▶ _GIVEN RECORDS_

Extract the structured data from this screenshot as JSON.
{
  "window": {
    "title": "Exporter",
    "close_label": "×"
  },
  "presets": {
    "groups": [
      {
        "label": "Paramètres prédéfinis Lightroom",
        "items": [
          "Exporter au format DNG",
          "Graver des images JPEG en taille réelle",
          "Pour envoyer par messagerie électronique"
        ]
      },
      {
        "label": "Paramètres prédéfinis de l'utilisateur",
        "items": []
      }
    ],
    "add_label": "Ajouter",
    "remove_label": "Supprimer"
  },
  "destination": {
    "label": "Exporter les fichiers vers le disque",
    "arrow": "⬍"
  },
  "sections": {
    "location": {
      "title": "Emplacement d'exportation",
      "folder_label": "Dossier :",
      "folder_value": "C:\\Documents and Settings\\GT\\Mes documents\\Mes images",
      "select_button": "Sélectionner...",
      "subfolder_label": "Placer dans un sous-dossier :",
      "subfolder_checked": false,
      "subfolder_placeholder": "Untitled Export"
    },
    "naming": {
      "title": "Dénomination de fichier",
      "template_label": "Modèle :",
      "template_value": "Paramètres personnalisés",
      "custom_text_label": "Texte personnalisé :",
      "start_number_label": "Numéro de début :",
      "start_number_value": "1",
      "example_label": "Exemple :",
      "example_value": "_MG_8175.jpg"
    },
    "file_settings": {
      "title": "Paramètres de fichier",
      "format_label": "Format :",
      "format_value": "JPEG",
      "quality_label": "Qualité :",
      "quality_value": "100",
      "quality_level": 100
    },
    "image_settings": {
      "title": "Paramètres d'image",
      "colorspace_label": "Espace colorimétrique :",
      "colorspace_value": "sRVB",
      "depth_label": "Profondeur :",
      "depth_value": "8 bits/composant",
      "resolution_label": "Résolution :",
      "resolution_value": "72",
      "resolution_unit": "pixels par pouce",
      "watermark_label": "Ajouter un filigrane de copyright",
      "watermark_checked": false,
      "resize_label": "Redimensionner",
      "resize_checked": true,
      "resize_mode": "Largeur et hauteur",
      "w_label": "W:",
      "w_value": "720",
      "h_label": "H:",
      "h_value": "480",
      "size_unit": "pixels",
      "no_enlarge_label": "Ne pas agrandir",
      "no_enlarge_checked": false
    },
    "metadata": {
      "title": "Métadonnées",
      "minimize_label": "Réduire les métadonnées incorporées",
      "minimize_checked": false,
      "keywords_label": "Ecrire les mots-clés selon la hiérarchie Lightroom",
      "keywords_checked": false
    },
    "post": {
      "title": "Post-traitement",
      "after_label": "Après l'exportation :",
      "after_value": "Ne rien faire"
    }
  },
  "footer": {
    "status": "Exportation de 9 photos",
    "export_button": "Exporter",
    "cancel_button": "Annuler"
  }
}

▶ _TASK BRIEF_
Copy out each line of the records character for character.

▶ _RESPONSE_
Extract the structured data from this screenshot as JSON.
{
  "window": {
    "title": "Exporter",
    "close_label": "×"
  },
  "presets": {
    "groups": [
      {
        "label": "Paramètres prédéfinis Lightroom",
        "items": [
          "Exporter au format DNG",
          "Graver des images JPEG en taille réelle",
          "Pour envoyer par messagerie électronique"
        ]
      },
      {
        "label": "Paramètres prédéfinis de l'utilisateur",
        "items": []
      }
    ],
    "add_label": "Ajouter",
    "remove_label": "Supprimer"
  },
  "destination": {
    "label": "Exporter les fichiers vers le disque",
    "arrow": "⬍"
  },
  "sections": {
    "location": {
      "title": "Emplacement d'exportation",
      "folder_label": "Dossier :",
      "folder_value": "C:\\Documents and Settings\\GT\\Mes documents\\Mes images",
      "select_button": "Sélectionner...",
      "subfolder_label": "Placer dans un sous-dossier :",
      "subfolder_checked": false,
      "subfolder_placeholder": "Untitled Export"
    },
    "naming": {
      "title": "Dénomination de fichier",
      "template_label": "Modèle :",
      "template_value": "Paramètres personnalisés",
      "custom_text_label": "Texte personnalisé :",
      "start_number_label": "Numéro de début :",
      "start_number_value": "1",
      "example_label": "Exemple :",
      "example_value": "_MG_8175.jpg"
    },
    "file_settings": {
      "title": "Paramètres de fichier",
      "format_label": "Format :",
      "format_value": "JPEG",
      "quality_label": "Qualité :",
      "quality_value": "100",
      "quality_level": 100
    },
    "image_settings": {
      "title": "Paramètres d'image",
      "colorspace_label": "Espace colorimétrique :",
      "colorspace_value": "sRVB",
      "depth_label": "Profondeur :",
      "depth_value": "8 bits/composant",
      "resolution_label": "Résolution :",
      "resolution_value": "72",
      "resolution_unit": "pixels par pouce",
      "watermark_label": "Ajouter un filigrane de copyright",
      "watermark_checked": false,
      "resize_label": "Redimensionner",
      "resize_checked": true,
      "resize_mode": "Largeur et hauteur",
      "w_label": "W:",
      "w_value": "720",
      "h_label": "H:",
      "h_value": "480",
      "size_unit": "pixels",
      "no_enlarge_label": "Ne pas agrandir",
      "no_enlarge_checked": false
    },
    "metadata": {
      "title": "Métadonnées",
      "minimize_label": "Réduire les métadonnées incorporées",
      "minimize_checked": false,
      "keywords_label": "Ecrire les mots-clés selon la hiérarchie Lightroom",
      "keywords_checked": false
    },
    "post": {
      "title": "Post-traitement",
      "after_label": "Après l'exportation :",
      "after_value": "Ne rien faire"
    }
  },
  "footer": {
    "status": "Exportation de 9 photos",
    "export_button": "Exporter",
    "cancel_button": "Annuler"
  }
}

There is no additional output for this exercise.